__EXERCISE AIM__. Without the pictures, reproduce the records that follow exactly.

__DATA LISTING__.
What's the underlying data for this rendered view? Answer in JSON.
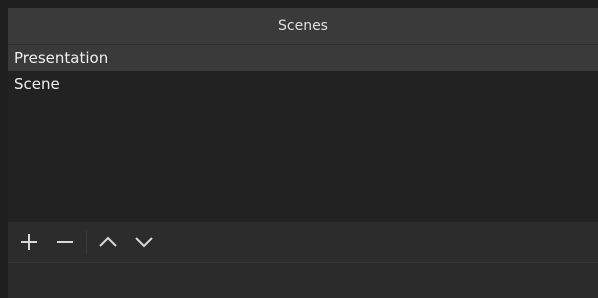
{
  "dock": {
    "title": "Scenes"
  },
  "scenes": {
    "items": [
      {
        "label": "Presentation",
        "selected": true
      },
      {
        "label": "Scene",
        "selected": false
      }
    ]
  },
  "toolbar": {
    "buttons": [
      {
        "icon": "plus-icon"
      },
      {
        "icon": "minus-icon"
      },
      {
        "icon": "chevron-up-icon"
      },
      {
        "icon": "chevron-down-icon"
      }
    ]
  },
  "colors": {
    "background": "#1f1f1f",
    "title_bar": "#3a3a3a",
    "selected_row": "#3a3a3a",
    "toolbar": "#2c2c2c",
    "icon": "#d8d8d8"
  }
}
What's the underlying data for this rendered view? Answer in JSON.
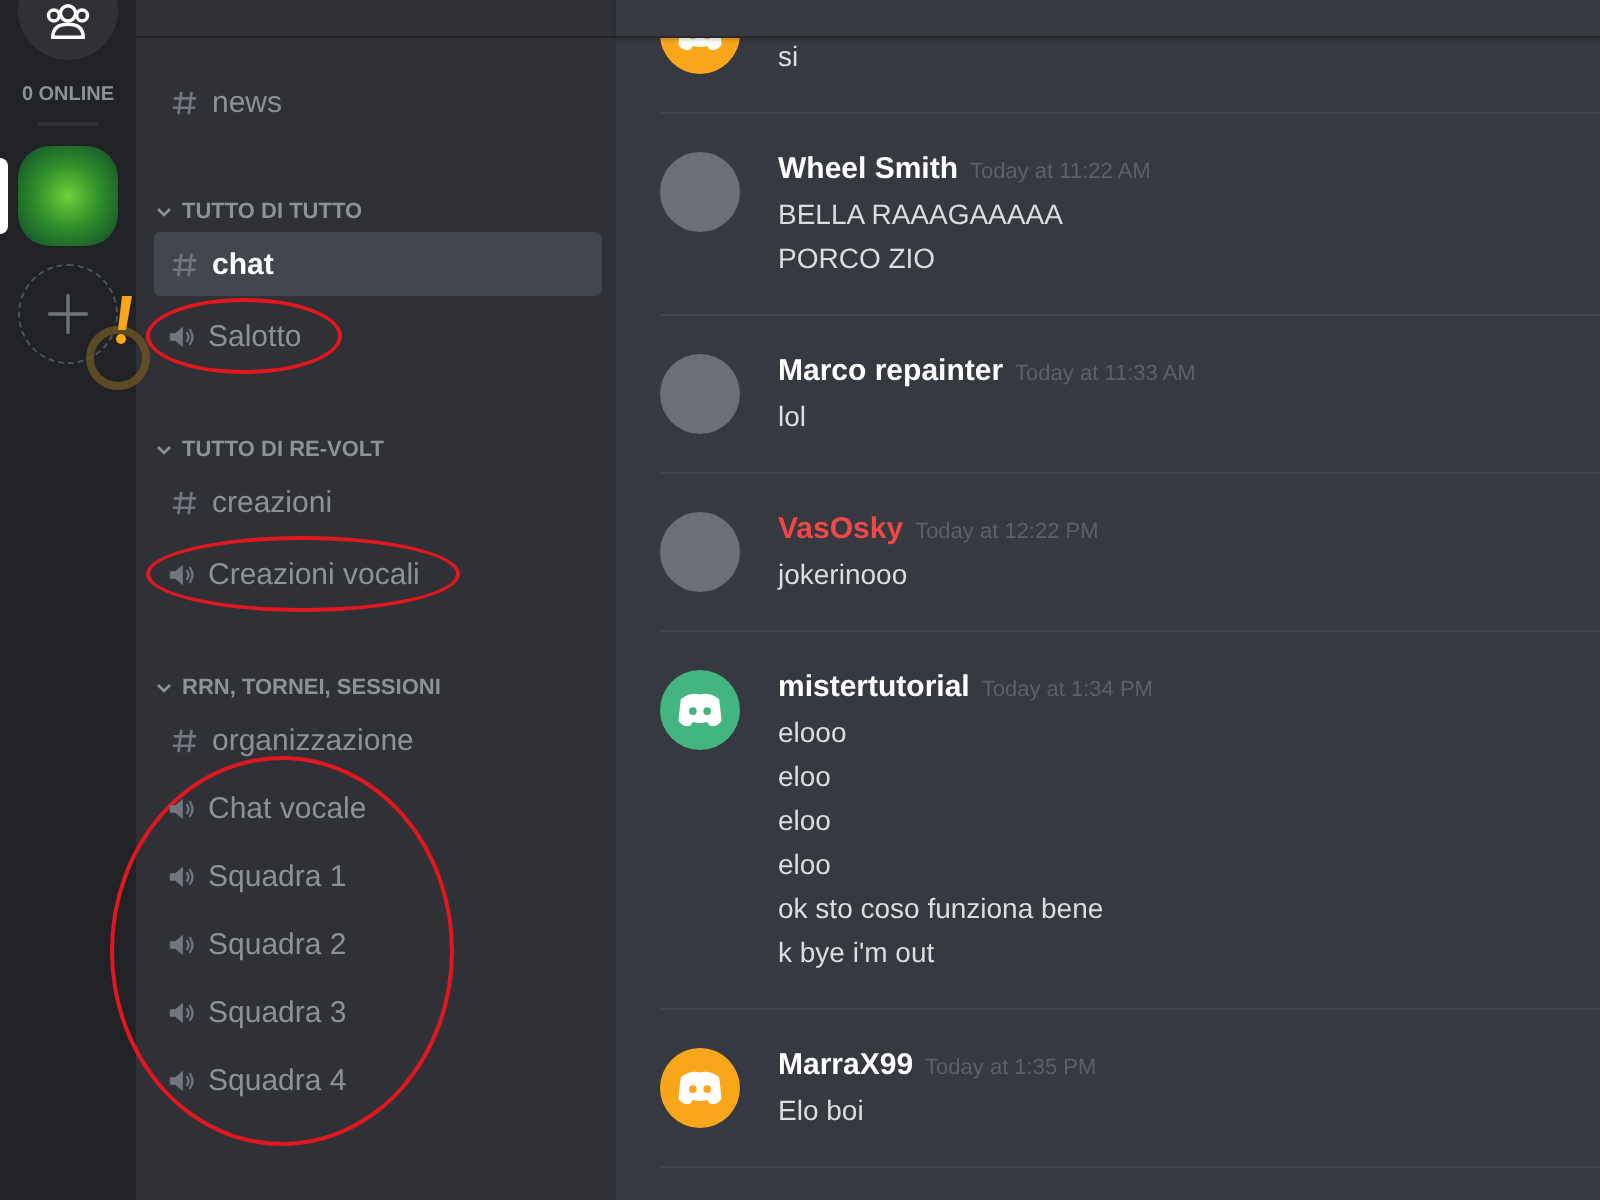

__TASK RESPONSE__.
What's the underlying data for this rendered view? Answer in JSON.
{
  "dock": {
    "title": "Scenes"
  },
  "scenes": {
    "items": [
      {
        "label": "Presentation",
        "selected": true
      },
      {
        "label": "Scene",
        "selected": false
      }
    ]
  },
  "toolbar": {
    "buttons": [
      {
        "icon": "plus-icon"
      },
      {
        "icon": "minus-icon"
      },
      {
        "icon": "chevron-up-icon"
      },
      {
        "icon": "chevron-down-icon"
      }
    ]
  },
  "colors": {
    "background": "#1f1f1f",
    "title_bar": "#3a3a3a",
    "selected_row": "#3a3a3a",
    "toolbar": "#2c2c2c",
    "icon": "#d8d8d8"
  }
}
What's the underlying data for this rendered view? Answer in JSON.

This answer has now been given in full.